Detective Sgt. T.J. McDermott has been Missoula's sheriff-elect for nearly three months. In a Democratic primary marred by internal departmental strife, McDermott scored a nearly 3,000-vote victory over his closest challenger, Undersheriff Josh Clark. And with no Republican running on the November ballot, the tense back-and-forth that came to characterize the race this spring appeared to be a thing of the past.
But like a boxer after the bell, Clark kept swinging last week when he filed a formal complaint against McDermott with the Montana commissioner of political practices. Among his allegations were a failure on McDermott's part to disclose in-kind donations by Missoula law firm Datsopoulos, MacDonald and Lind, including use of the firm's phone system, use of the corporate offices and the hosting of a May 8 meet and greet. Clark's complaint went on to emphasize that direct corporate contributions are expressly prohibited under Montana's Corrupt Practices Act.

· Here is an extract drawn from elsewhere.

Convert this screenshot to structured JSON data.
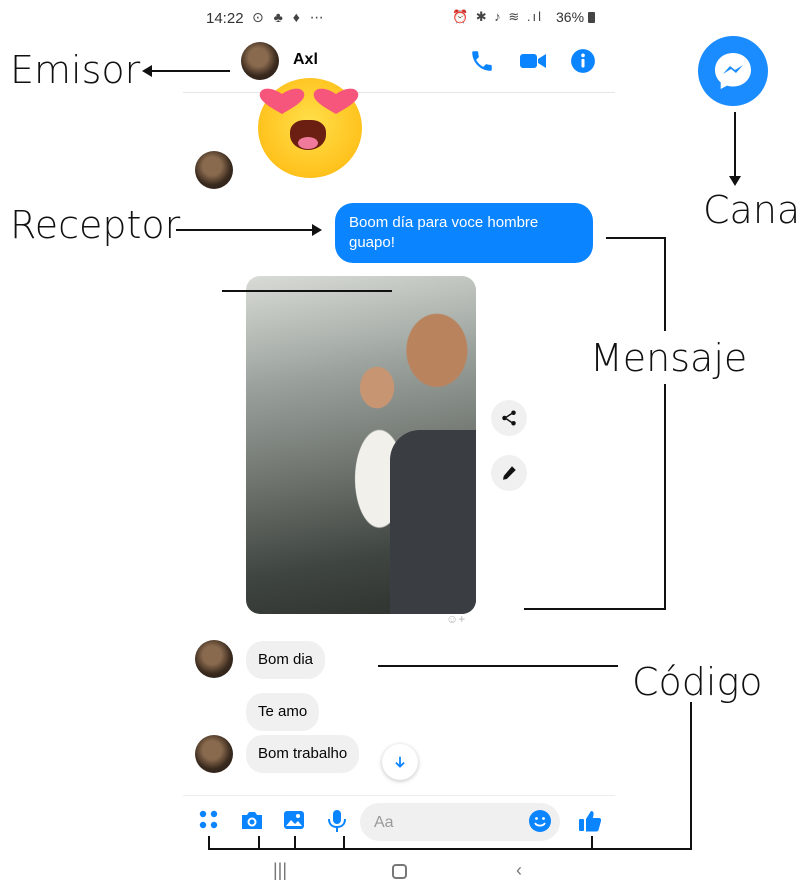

McDermott wasn't the only candidate courting donors under a law firm's roof. According to an email invite and Facebook event posting, Clark's campaign hosted a meet-and-greet of its own March 26 at Garlington, Lohn and Robinson. Clark's disclosure forms show his campaign did pay for the food and drink, but do not list any reimbursement for or donation of the actual office space used to house the event.
Clark told the Indy this week that he's preparing an amended filing to rectify the issue. In it , he'll claim use of the space as an in kind dontation from his wife, a Garlington employee.
McDermott's campaign manager, Jim Parker, released a statement in response to Clark's allegations claiming the campaign had never taken donations from any corporations—the law firm included. The campaign is still studying the allegations and plans to respond in full to Commissioner Jonathan Motl and the public. If McDermott did violate any reporting provisions, he could be on the hook for a fine of $500 or three times the amount of the unlawful contributions, whichever is greater.
It will likely take Motl a couple months to reach a decision. Hopefully that will be the end of it. Truth and accountability are critical in the electoral process, but they're also going to be important elements in fixing whatever the hell is going on inside the sheriff's department. That's one mission we can all agree shouldn't revolve around winners and losers.